Assignment
What is asked for is the whole listing, given again word for word.

Given data
━━━━━━━━━━
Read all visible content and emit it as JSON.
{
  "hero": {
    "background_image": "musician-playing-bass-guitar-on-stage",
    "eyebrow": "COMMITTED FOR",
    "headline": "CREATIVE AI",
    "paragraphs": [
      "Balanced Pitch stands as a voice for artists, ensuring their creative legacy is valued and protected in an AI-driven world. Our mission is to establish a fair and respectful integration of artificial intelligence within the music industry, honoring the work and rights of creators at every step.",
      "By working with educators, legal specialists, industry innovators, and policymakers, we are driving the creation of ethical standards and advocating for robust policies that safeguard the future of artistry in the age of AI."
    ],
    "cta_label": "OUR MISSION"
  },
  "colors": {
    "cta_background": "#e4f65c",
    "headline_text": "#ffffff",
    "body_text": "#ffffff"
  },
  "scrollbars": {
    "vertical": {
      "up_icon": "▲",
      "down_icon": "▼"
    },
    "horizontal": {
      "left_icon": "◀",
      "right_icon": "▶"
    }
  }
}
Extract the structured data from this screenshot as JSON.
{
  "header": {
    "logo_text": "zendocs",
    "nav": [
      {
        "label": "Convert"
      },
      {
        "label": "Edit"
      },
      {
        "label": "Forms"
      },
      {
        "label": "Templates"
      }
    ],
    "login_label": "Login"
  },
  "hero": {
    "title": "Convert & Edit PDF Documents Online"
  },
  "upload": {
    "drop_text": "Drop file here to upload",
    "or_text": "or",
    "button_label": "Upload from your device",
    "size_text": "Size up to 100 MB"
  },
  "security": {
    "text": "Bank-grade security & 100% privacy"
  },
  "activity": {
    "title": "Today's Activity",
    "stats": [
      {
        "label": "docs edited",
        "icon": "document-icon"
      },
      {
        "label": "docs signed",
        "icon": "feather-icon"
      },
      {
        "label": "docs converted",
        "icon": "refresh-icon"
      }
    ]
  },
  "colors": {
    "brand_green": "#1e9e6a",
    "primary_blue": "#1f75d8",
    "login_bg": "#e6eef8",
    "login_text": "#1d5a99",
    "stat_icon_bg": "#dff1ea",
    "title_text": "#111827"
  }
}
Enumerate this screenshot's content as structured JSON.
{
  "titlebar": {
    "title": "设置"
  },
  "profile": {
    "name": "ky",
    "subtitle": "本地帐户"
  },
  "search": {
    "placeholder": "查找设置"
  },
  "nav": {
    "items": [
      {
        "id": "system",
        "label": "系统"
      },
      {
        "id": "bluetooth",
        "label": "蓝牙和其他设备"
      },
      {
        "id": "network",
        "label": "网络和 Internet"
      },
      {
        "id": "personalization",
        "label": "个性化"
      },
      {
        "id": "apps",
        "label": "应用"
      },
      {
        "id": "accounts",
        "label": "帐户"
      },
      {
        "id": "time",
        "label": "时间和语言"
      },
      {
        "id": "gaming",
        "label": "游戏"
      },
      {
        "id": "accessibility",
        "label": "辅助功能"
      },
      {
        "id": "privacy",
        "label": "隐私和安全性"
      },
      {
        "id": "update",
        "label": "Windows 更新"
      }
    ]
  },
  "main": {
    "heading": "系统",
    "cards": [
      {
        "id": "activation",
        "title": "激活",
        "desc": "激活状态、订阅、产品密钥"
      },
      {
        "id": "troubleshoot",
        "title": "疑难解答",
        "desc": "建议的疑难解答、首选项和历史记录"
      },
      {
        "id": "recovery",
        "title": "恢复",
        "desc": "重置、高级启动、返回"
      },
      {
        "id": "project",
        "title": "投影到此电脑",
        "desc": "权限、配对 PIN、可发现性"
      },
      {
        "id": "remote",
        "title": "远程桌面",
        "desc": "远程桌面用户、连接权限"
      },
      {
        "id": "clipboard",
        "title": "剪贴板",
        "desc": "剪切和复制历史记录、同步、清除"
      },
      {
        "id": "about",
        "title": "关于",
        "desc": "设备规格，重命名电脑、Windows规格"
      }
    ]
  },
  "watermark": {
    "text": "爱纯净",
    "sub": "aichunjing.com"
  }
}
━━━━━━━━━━
Task response
Read all visible content and emit it as JSON.
{
  "hero": {
    "background_image": "musician-playing-bass-guitar-on-stage",
    "eyebrow": "COMMITTED FOR",
    "headline": "CREATIVE AI",
    "paragraphs": [
      "Balanced Pitch stands as a voice for artists, ensuring their creative legacy is valued and protected in an AI-driven world. Our mission is to establish a fair and respectful integration of artificial intelligence within the music industry, honoring the work and rights of creators at every step.",
      "By working with educators, legal specialists, industry innovators, and policymakers, we are driving the creation of ethical standards and advocating for robust policies that safeguard the future of artistry in the age of AI."
    ],
    "cta_label": "OUR MISSION"
  },
  "colors": {
    "cta_background": "#e4f65c",
    "headline_text": "#ffffff",
    "body_text": "#ffffff"
  },
  "scrollbars": {
    "vertical": {
      "up_icon": "▲",
      "down_icon": "▼"
    },
    "horizontal": {
      "left_icon": "◀",
      "right_icon": "▶"
    }
  }
}
Extract the structured data from this screenshot as JSON.
{
  "header": {
    "logo_text": "zendocs",
    "nav": [
      {
        "label": "Convert"
      },
      {
        "label": "Edit"
      },
      {
        "label": "Forms"
      },
      {
        "label": "Templates"
      }
    ],
    "login_label": "Login"
  },
  "hero": {
    "title": "Convert & Edit PDF Documents Online"
  },
  "upload": {
    "drop_text": "Drop file here to upload",
    "or_text": "or",
    "button_label": "Upload from your device",
    "size_text": "Size up to 100 MB"
  },
  "security": {
    "text": "Bank-grade security & 100% privacy"
  },
  "activity": {
    "title": "Today's Activity",
    "stats": [
      {
        "label": "docs edited",
        "icon": "document-icon"
      },
      {
        "label": "docs signed",
        "icon": "feather-icon"
      },
      {
        "label": "docs converted",
        "icon": "refresh-icon"
      }
    ]
  },
  "colors": {
    "brand_green": "#1e9e6a",
    "primary_blue": "#1f75d8",
    "login_bg": "#e6eef8",
    "login_text": "#1d5a99",
    "stat_icon_bg": "#dff1ea",
    "title_text": "#111827"
  }
}
Enumerate this screenshot's content as structured JSON.
{
  "titlebar": {
    "title": "设置"
  },
  "profile": {
    "name": "ky",
    "subtitle": "本地帐户"
  },
  "search": {
    "placeholder": "查找设置"
  },
  "nav": {
    "items": [
      {
        "id": "system",
        "label": "系统"
      },
      {
        "id": "bluetooth",
        "label": "蓝牙和其他设备"
      },
      {
        "id": "network",
        "label": "网络和 Internet"
      },
      {
        "id": "personalization",
        "label": "个性化"
      },
      {
        "id": "apps",
        "label": "应用"
      },
      {
        "id": "accounts",
        "label": "帐户"
      },
      {
        "id": "time",
        "label": "时间和语言"
      },
      {
        "id": "gaming",
        "label": "游戏"
      },
      {
        "id": "accessibility",
        "label": "辅助功能"
      },
      {
        "id": "privacy",
        "label": "隐私和安全性"
      },
      {
        "id": "update",
        "label": "Windows 更新"
      }
    ]
  },
  "main": {
    "heading": "系统",
    "cards": [
      {
        "id": "activation",
        "title": "激活",
        "desc": "激活状态、订阅、产品密钥"
      },
      {
        "id": "troubleshoot",
        "title": "疑难解答",
        "desc": "建议的疑难解答、首选项和历史记录"
      },
      {
        "id": "recovery",
        "title": "恢复",
        "desc": "重置、高级启动、返回"
      },
      {
        "id": "project",
        "title": "投影到此电脑",
        "desc": "权限、配对 PIN、可发现性"
      },
      {
        "id": "remote",
        "title": "远程桌面",
        "desc": "远程桌面用户、连接权限"
      },
      {
        "id": "clipboard",
        "title": "剪贴板",
        "desc": "剪切和复制历史记录、同步、清除"
      },
      {
        "id": "about",
        "title": "关于",
        "desc": "设备规格，重命名电脑、Windows规格"
      }
    ]
  },
  "watermark": {
    "text": "爱纯净",
    "sub": "aichunjing.com"
  }
}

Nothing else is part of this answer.